Here at The Urquhart Partnership we are becoming more and more aware of how the working day, or indeed the working week, is changing for so many of us and especially from the more traditional hours we worked when we first stepped into the work place.
Yes, today we’re talking about flexible working.
Most employers will agree that certain times of year, week or indeed each day, are busier than others; does an individual need to be visibly present during the quieter times? If not, then perhaps flexible working can be considered.
So long as both the employer and employee can agree to what the quieter times are then potentially it’s a win – win situation.
The right for flexible working, to be considered seriously by an employer, currently lies with parents of children either under 16, parents of disabled children under 18 and carers of adults. However, there have been recent indications that this is something the Government may consider extending to all in the future.
Often flexible working requests made by employees will compliment what an employer actually needs. For example, an employee, who is a good performer and cares about their role and the work they do, may suggest hours that support the role and fit round their requirements outside work too.
Flexible working can help with retention, increased productivity, morale and even reduce absenteeism.
There are many forms of flexible working in support of this:
- Change in type of contract
- Job Share
- Time off in lieu
- Annualised Hours
Flexible working is not just for carers but many companies introduce it as a benefit for employees so that it can fit around the lifestyles of those studying, with time constraints on hobbies, commuting issues or trying to meet their own work life balance.
Mike Watson, Director of the Soap Factory, a flexible working hub based in Aberdeen notes: “More and more people are looking for a better balance between their work and their personal life and flexible working can certainly help in this regard. When you don’t have to commute and when you are able to work flexibly round your personal situation then worker happiness can skyrocket and with a happy worker the productivity can also increase significantly.”
For flexible working to work, like all things, planning is required, as is buy-in and commitment from employee and employer. Possible additional costs have to be taken into consideration from the outset and increased effort must be made to ensure individuals, out with the normal working hours, continue to be made to feel part of the team.
As always, communication (the lack of which being the downfall of many a situation) is so important not only with the individual but with the rest of the team. Everyone needs to be aware of how work is being covered, managed and how the arrangements affect them.
Mike continues: “As with all work related situations, the process of introducing flexible working – whether it is flexible starting times in a traditional office environment or working from home – it is crucial that the boundaries, the management tools and resources are put in place to make it work both for the employer and employee.”
Trial, trial, trial
If there is doubt from either party as to whether a change in working pattern would in fact work, then it’s recommended that the change is managed for a trial period.
Of course, the decision lies ultimately with the employer and if it can be clearly demonstrated that the trial is not working then it’s back to the drawing board or normal working times. Legally, the following reasons are allowed for refusal:

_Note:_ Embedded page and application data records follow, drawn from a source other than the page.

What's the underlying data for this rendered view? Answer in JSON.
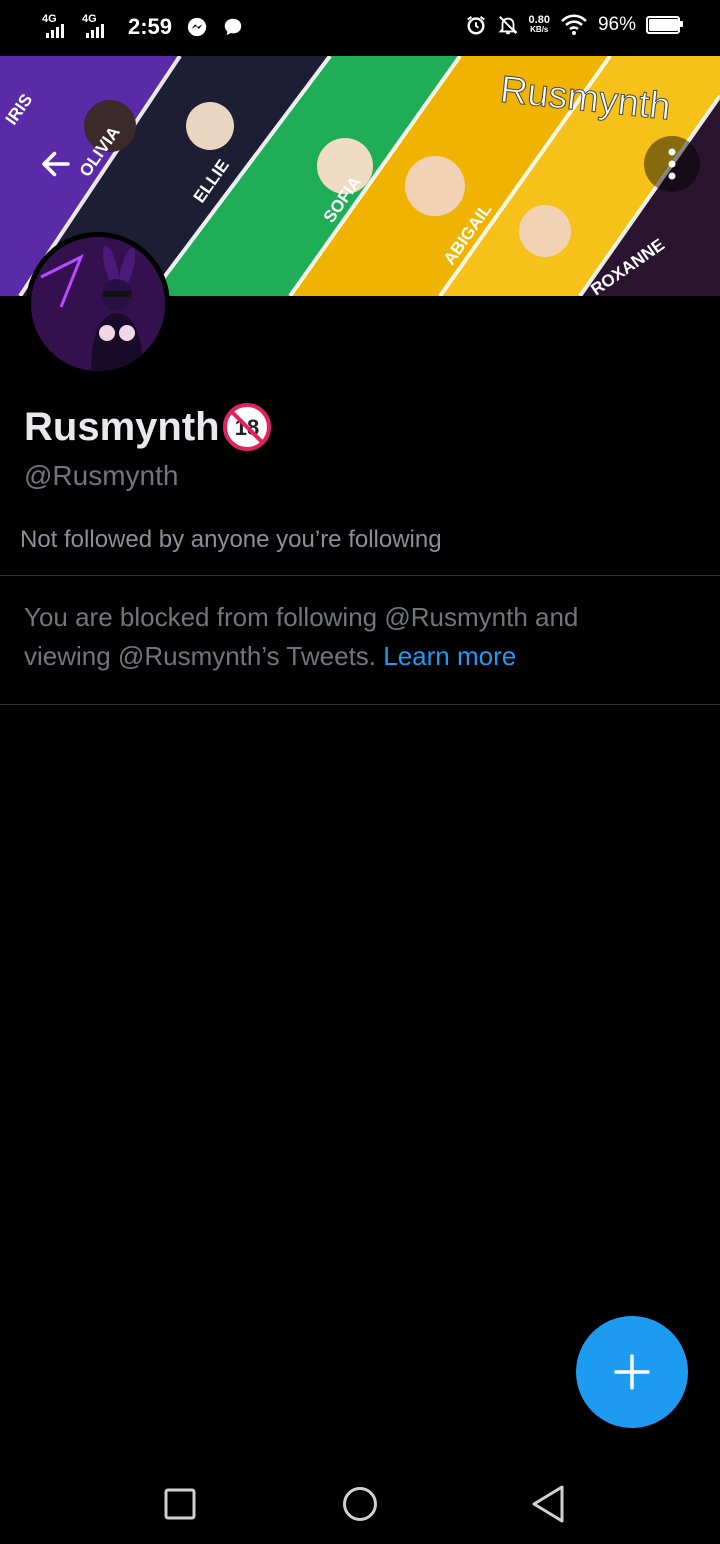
{
  "status_bar": {
    "signal1_label": "4G",
    "signal2_label": "4G",
    "time": "2:59",
    "net_speed_value": "0.80",
    "net_speed_unit": "KB/s",
    "battery_percent": "96%",
    "battery_level": 0.96,
    "icons": [
      "messenger-icon",
      "chat-bubble-icon",
      "alarm-icon",
      "notifications-off-icon",
      "wifi-icon",
      "battery-icon"
    ]
  },
  "banner": {
    "title": "Rusmynth",
    "names": [
      "IRIS",
      "OLIVIA",
      "ELLIE",
      "SOFIA",
      "ABIGAIL",
      "ROXANNE"
    ],
    "colors": [
      "#6a2fb0",
      "#1b1b2f",
      "#22b35a",
      "#f2b705",
      "#f5a800",
      "#2a1530"
    ]
  },
  "profile": {
    "name": "Rusmynth",
    "badge": "🔞",
    "handle": "@Rusmynth",
    "followed_by": "Not followed by anyone you’re following",
    "blocked_text": "You are blocked from following @Rusmynth and viewing @Rusmynth’s Tweets.",
    "learn_more": "Learn more"
  },
  "colors": {
    "accent": "#1d9bf0",
    "background": "#000000",
    "secondary_text": "#71767b",
    "divider": "#2f3336"
  }
}
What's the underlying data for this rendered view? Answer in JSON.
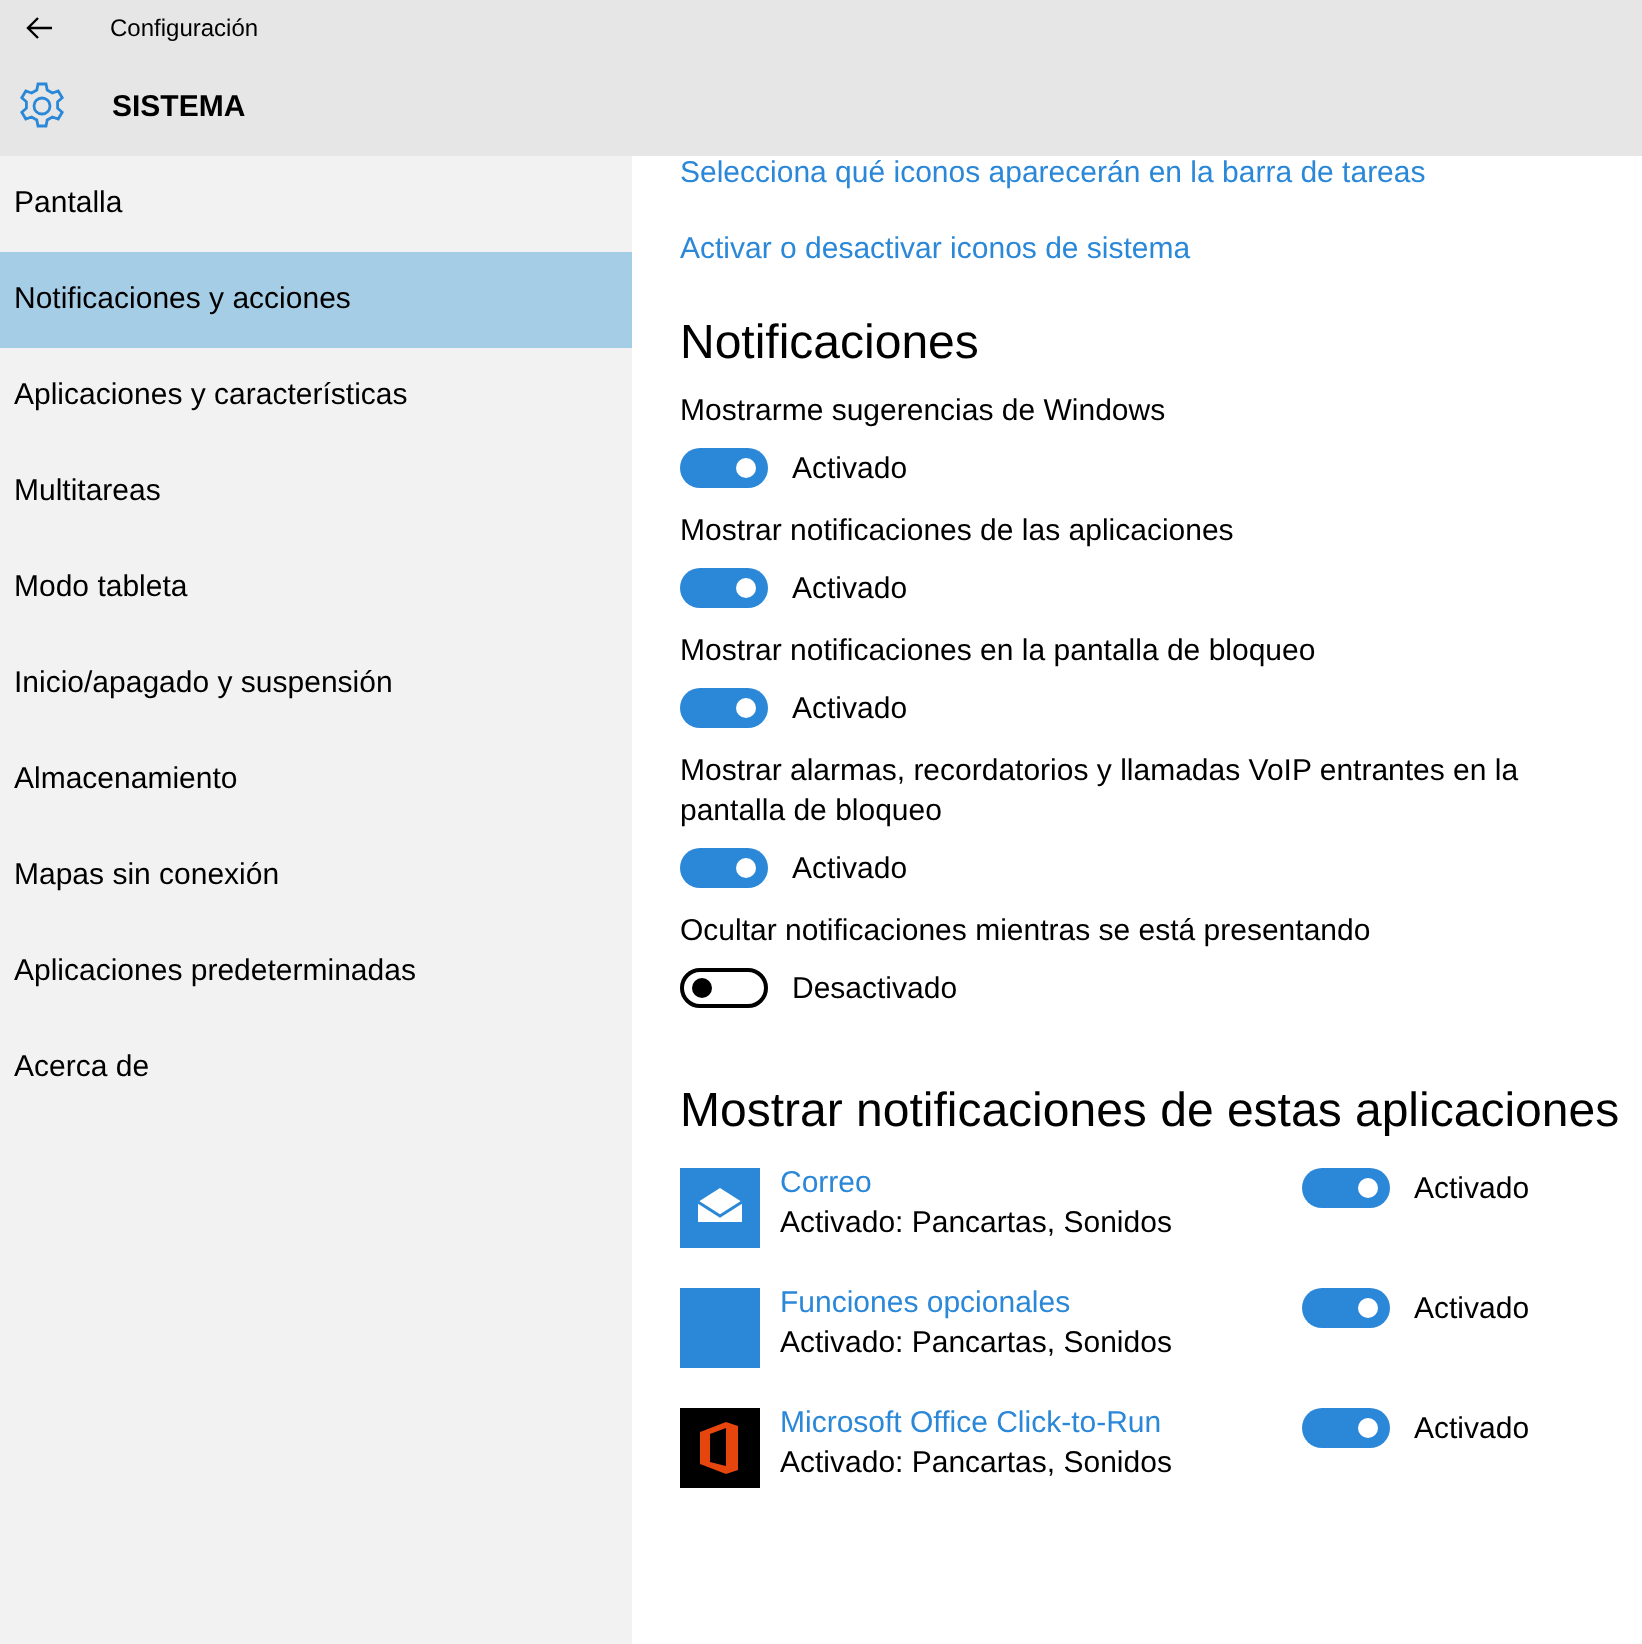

- the burden of additional costs
- detrimental effect on ability to meet customer demand
- inability to re-organise work among existing staff
- inability to recruit additional staff
- detrimental impact on quality
- detrimental impact on performance
- insufficiency of work during the periods the employee proposes to work
- planned structural changes.
If you are interested in find out more information on flexible working in the UK, why not take a look at the following websites: